§ **EXERCISE AIM**
Each line of the records needs to come back exactly as written.

Website and app data records
↓
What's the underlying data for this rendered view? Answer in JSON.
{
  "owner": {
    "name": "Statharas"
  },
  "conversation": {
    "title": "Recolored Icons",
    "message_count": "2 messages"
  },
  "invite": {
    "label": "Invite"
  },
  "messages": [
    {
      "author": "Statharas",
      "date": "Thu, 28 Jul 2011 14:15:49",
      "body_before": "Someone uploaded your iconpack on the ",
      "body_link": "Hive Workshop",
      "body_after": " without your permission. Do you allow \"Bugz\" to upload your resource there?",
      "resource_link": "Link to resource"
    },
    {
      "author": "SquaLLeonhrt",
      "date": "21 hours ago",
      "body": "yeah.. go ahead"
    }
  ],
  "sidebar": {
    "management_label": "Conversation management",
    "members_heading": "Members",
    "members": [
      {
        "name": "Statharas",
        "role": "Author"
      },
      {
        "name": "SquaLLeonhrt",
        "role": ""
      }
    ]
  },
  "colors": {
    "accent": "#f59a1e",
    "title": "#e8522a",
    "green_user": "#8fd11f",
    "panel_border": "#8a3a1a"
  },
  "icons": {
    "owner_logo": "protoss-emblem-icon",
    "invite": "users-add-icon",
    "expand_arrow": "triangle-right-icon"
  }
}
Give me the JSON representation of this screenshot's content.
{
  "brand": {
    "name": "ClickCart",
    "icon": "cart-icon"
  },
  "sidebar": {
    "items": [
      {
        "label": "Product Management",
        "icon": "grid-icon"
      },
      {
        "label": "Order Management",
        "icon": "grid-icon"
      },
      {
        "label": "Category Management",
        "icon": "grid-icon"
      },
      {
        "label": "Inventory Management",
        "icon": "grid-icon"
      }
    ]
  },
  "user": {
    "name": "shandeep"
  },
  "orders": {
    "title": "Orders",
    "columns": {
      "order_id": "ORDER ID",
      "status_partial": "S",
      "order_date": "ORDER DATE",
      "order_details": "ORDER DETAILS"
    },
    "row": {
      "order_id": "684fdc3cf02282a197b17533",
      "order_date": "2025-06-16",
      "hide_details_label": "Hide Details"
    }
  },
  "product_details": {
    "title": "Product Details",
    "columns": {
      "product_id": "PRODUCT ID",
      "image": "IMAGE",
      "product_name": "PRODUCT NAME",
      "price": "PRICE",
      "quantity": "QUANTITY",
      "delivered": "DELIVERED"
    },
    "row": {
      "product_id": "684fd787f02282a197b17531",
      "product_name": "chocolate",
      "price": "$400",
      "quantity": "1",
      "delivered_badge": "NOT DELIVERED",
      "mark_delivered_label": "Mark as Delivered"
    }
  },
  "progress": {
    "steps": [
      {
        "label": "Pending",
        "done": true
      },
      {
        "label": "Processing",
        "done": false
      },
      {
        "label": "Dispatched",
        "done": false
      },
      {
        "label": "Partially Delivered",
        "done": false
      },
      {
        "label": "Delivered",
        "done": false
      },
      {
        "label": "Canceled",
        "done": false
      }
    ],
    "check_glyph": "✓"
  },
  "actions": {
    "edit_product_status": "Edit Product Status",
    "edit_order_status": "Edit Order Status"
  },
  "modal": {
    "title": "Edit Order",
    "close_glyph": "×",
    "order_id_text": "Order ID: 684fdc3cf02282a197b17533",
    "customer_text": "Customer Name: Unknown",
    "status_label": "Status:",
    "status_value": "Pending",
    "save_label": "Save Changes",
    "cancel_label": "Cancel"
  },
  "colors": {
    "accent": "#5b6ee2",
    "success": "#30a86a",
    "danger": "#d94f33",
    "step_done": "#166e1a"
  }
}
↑
§ **ANSWER TO THE PROBLEM**
What's the underlying data for this rendered view? Answer in JSON.
{
  "owner": {
    "name": "Statharas"
  },
  "conversation": {
    "title": "Recolored Icons",
    "message_count": "2 messages"
  },
  "invite": {
    "label": "Invite"
  },
  "messages": [
    {
      "author": "Statharas",
      "date": "Thu, 28 Jul 2011 14:15:49",
      "body_before": "Someone uploaded your iconpack on the ",
      "body_link": "Hive Workshop",
      "body_after": " without your permission. Do you allow \"Bugz\" to upload your resource there?",
      "resource_link": "Link to resource"
    },
    {
      "author": "SquaLLeonhrt",
      "date": "21 hours ago",
      "body": "yeah.. go ahead"
    }
  ],
  "sidebar": {
    "management_label": "Conversation management",
    "members_heading": "Members",
    "members": [
      {
        "name": "Statharas",
        "role": "Author"
      },
      {
        "name": "SquaLLeonhrt",
        "role": ""
      }
    ]
  },
  "colors": {
    "accent": "#f59a1e",
    "title": "#e8522a",
    "green_user": "#8fd11f",
    "panel_border": "#8a3a1a"
  },
  "icons": {
    "owner_logo": "protoss-emblem-icon",
    "invite": "users-add-icon",
    "expand_arrow": "triangle-right-icon"
  }
}
Give me the JSON representation of this screenshot's content.
{
  "brand": {
    "name": "ClickCart",
    "icon": "cart-icon"
  },
  "sidebar": {
    "items": [
      {
        "label": "Product Management",
        "icon": "grid-icon"
      },
      {
        "label": "Order Management",
        "icon": "grid-icon"
      },
      {
        "label": "Category Management",
        "icon": "grid-icon"
      },
      {
        "label": "Inventory Management",
        "icon": "grid-icon"
      }
    ]
  },
  "user": {
    "name": "shandeep"
  },
  "orders": {
    "title": "Orders",
    "columns": {
      "order_id": "ORDER ID",
      "status_partial": "S",
      "order_date": "ORDER DATE",
      "order_details": "ORDER DETAILS"
    },
    "row": {
      "order_id": "684fdc3cf02282a197b17533",
      "order_date": "2025-06-16",
      "hide_details_label": "Hide Details"
    }
  },
  "product_details": {
    "title": "Product Details",
    "columns": {
      "product_id": "PRODUCT ID",
      "image": "IMAGE",
      "product_name": "PRODUCT NAME",
      "price": "PRICE",
      "quantity": "QUANTITY",
      "delivered": "DELIVERED"
    },
    "row": {
      "product_id": "684fd787f02282a197b17531",
      "product_name": "chocolate",
      "price": "$400",
      "quantity": "1",
      "delivered_badge": "NOT DELIVERED",
      "mark_delivered_label": "Mark as Delivered"
    }
  },
  "progress": {
    "steps": [
      {
        "label": "Pending",
        "done": true
      },
      {
        "label": "Processing",
        "done": false
      },
      {
        "label": "Dispatched",
        "done": false
      },
      {
        "label": "Partially Delivered",
        "done": false
      },
      {
        "label": "Delivered",
        "done": false
      },
      {
        "label": "Canceled",
        "done": false
      }
    ],
    "check_glyph": "✓"
  },
  "actions": {
    "edit_product_status": "Edit Product Status",
    "edit_order_status": "Edit Order Status"
  },
  "modal": {
    "title": "Edit Order",
    "close_glyph": "×",
    "order_id_text": "Order ID: 684fdc3cf02282a197b17533",
    "customer_text": "Customer Name: Unknown",
    "status_label": "Status:",
    "status_value": "Pending",
    "save_label": "Save Changes",
    "cancel_label": "Cancel"
  },
  "colors": {
    "accent": "#5b6ee2",
    "success": "#30a86a",
    "danger": "#d94f33",
    "step_done": "#166e1a"
  }
}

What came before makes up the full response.